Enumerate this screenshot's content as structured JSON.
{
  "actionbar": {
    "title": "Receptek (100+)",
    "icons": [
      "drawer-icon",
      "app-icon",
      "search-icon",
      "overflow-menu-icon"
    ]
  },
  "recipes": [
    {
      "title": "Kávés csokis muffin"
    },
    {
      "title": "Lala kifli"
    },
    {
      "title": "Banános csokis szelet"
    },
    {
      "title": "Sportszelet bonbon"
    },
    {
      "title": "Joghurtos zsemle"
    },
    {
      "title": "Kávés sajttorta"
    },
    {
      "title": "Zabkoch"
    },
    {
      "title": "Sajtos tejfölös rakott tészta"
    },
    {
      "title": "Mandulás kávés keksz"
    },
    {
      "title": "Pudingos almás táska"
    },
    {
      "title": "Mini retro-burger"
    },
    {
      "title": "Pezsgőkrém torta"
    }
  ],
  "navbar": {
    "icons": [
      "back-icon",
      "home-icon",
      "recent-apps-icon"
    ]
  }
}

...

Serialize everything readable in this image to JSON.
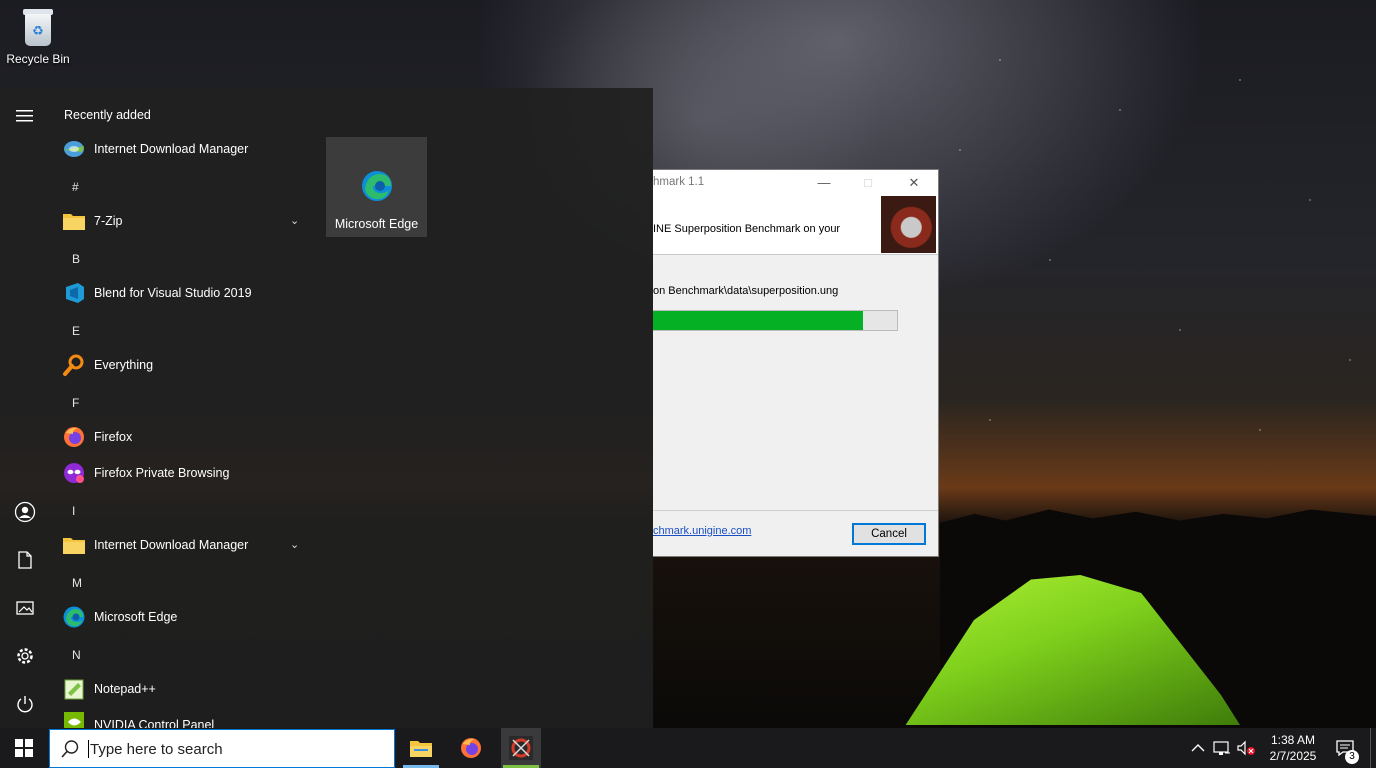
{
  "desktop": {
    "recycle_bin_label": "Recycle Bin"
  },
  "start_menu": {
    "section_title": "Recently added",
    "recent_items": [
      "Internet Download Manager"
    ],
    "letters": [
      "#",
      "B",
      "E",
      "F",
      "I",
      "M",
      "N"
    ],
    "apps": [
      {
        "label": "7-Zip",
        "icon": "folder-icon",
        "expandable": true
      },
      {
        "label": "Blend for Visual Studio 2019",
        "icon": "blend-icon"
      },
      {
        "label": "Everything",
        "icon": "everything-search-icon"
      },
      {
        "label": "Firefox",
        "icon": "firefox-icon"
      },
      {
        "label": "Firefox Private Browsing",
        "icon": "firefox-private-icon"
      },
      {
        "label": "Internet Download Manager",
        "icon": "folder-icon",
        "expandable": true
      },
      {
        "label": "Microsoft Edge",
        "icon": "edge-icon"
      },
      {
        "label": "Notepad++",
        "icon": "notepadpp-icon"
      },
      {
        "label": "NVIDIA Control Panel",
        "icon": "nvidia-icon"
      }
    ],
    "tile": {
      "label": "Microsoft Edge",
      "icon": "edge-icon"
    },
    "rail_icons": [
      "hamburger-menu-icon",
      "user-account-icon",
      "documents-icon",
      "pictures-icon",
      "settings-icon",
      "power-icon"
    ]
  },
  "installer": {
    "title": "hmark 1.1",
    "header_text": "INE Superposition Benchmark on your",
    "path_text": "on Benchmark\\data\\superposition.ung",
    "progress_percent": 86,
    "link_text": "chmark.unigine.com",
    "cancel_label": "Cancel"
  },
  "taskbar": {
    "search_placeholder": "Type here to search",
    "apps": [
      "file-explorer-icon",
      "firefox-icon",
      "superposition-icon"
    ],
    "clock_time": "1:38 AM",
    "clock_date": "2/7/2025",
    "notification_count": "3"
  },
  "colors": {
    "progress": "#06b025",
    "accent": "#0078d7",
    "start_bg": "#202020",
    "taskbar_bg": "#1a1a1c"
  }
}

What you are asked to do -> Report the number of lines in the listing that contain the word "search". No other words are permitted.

Your solution -> 3